(Source data)
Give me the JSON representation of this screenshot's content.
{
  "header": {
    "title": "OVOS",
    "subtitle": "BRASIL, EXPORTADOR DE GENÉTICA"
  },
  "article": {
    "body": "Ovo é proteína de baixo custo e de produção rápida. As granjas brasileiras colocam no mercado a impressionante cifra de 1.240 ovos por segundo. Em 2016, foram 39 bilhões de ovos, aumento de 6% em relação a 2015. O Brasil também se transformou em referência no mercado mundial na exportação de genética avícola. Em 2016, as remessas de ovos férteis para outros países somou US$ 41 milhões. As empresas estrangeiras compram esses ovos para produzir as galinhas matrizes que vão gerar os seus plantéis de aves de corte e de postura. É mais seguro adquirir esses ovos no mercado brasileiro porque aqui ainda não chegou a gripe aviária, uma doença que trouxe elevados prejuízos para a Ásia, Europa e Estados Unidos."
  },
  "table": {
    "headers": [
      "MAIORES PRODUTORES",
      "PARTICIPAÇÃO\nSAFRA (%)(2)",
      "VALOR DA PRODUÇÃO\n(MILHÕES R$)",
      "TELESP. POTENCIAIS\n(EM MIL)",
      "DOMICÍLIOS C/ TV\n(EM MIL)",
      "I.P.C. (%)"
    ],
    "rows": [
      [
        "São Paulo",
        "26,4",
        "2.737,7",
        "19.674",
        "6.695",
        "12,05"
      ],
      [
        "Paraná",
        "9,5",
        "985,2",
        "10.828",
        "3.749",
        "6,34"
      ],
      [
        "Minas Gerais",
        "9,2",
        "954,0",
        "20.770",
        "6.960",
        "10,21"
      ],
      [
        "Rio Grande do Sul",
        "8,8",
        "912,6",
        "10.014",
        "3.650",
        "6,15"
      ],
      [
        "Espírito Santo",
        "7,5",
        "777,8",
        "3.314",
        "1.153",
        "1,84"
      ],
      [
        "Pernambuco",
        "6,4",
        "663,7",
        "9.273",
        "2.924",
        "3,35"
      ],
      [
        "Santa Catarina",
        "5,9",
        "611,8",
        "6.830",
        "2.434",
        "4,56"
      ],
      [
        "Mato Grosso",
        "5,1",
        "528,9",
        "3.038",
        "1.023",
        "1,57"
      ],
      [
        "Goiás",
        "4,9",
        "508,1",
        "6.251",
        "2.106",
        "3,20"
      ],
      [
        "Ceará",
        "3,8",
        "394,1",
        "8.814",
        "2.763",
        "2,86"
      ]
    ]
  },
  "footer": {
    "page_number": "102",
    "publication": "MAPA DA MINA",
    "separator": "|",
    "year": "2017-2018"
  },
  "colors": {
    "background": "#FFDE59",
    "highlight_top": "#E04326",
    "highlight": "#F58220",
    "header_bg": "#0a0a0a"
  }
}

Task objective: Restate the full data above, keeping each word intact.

Response for this exercise:
Give me the JSON representation of this screenshot's content.
{
  "header": {
    "title": "OVOS",
    "subtitle": "BRASIL, EXPORTADOR DE GENÉTICA"
  },
  "article": {
    "body": "Ovo é proteína de baixo custo e de produção rápida. As granjas brasileiras colocam no mercado a impressionante cifra de 1.240 ovos por segundo. Em 2016, foram 39 bilhões de ovos, aumento de 6% em relação a 2015. O Brasil também se transformou em referência no mercado mundial na exportação de genética avícola. Em 2016, as remessas de ovos férteis para outros países somou US$ 41 milhões. As empresas estrangeiras compram esses ovos para produzir as galinhas matrizes que vão gerar os seus plantéis de aves de corte e de postura. É mais seguro adquirir esses ovos no mercado brasileiro porque aqui ainda não chegou a gripe aviária, uma doença que trouxe elevados prejuízos para a Ásia, Europa e Estados Unidos."
  },
  "table": {
    "headers": [
      "MAIORES PRODUTORES",
      "PARTICIPAÇÃO\nSAFRA (%)(2)",
      "VALOR DA PRODUÇÃO\n(MILHÕES R$)",
      "TELESP. POTENCIAIS\n(EM MIL)",
      "DOMICÍLIOS C/ TV\n(EM MIL)",
      "I.P.C. (%)"
    ],
    "rows": [
      [
        "São Paulo",
        "26,4",
        "2.737,7",
        "19.674",
        "6.695",
        "12,05"
      ],
      [
        "Paraná",
        "9,5",
        "985,2",
        "10.828",
        "3.749",
        "6,34"
      ],
      [
        "Minas Gerais",
        "9,2",
        "954,0",
        "20.770",
        "6.960",
        "10,21"
      ],
      [
        "Rio Grande do Sul",
        "8,8",
        "912,6",
        "10.014",
        "3.650",
        "6,15"
      ],
      [
        "Espírito Santo",
        "7,5",
        "777,8",
        "3.314",
        "1.153",
        "1,84"
      ],
      [
        "Pernambuco",
        "6,4",
        "663,7",
        "9.273",
        "2.924",
        "3,35"
      ],
      [
        "Santa Catarina",
        "5,9",
        "611,8",
        "6.830",
        "2.434",
        "4,56"
      ],
      [
        "Mato Grosso",
        "5,1",
        "528,9",
        "3.038",
        "1.023",
        "1,57"
      ],
      [
        "Goiás",
        "4,9",
        "508,1",
        "6.251",
        "2.106",
        "3,20"
      ],
      [
        "Ceará",
        "3,8",
        "394,1",
        "8.814",
        "2.763",
        "2,86"
      ]
    ]
  },
  "footer": {
    "page_number": "102",
    "publication": "MAPA DA MINA",
    "separator": "|",
    "year": "2017-2018"
  },
  "colors": {
    "background": "#FFDE59",
    "highlight_top": "#E04326",
    "highlight": "#F58220",
    "header_bg": "#0a0a0a"
  }
}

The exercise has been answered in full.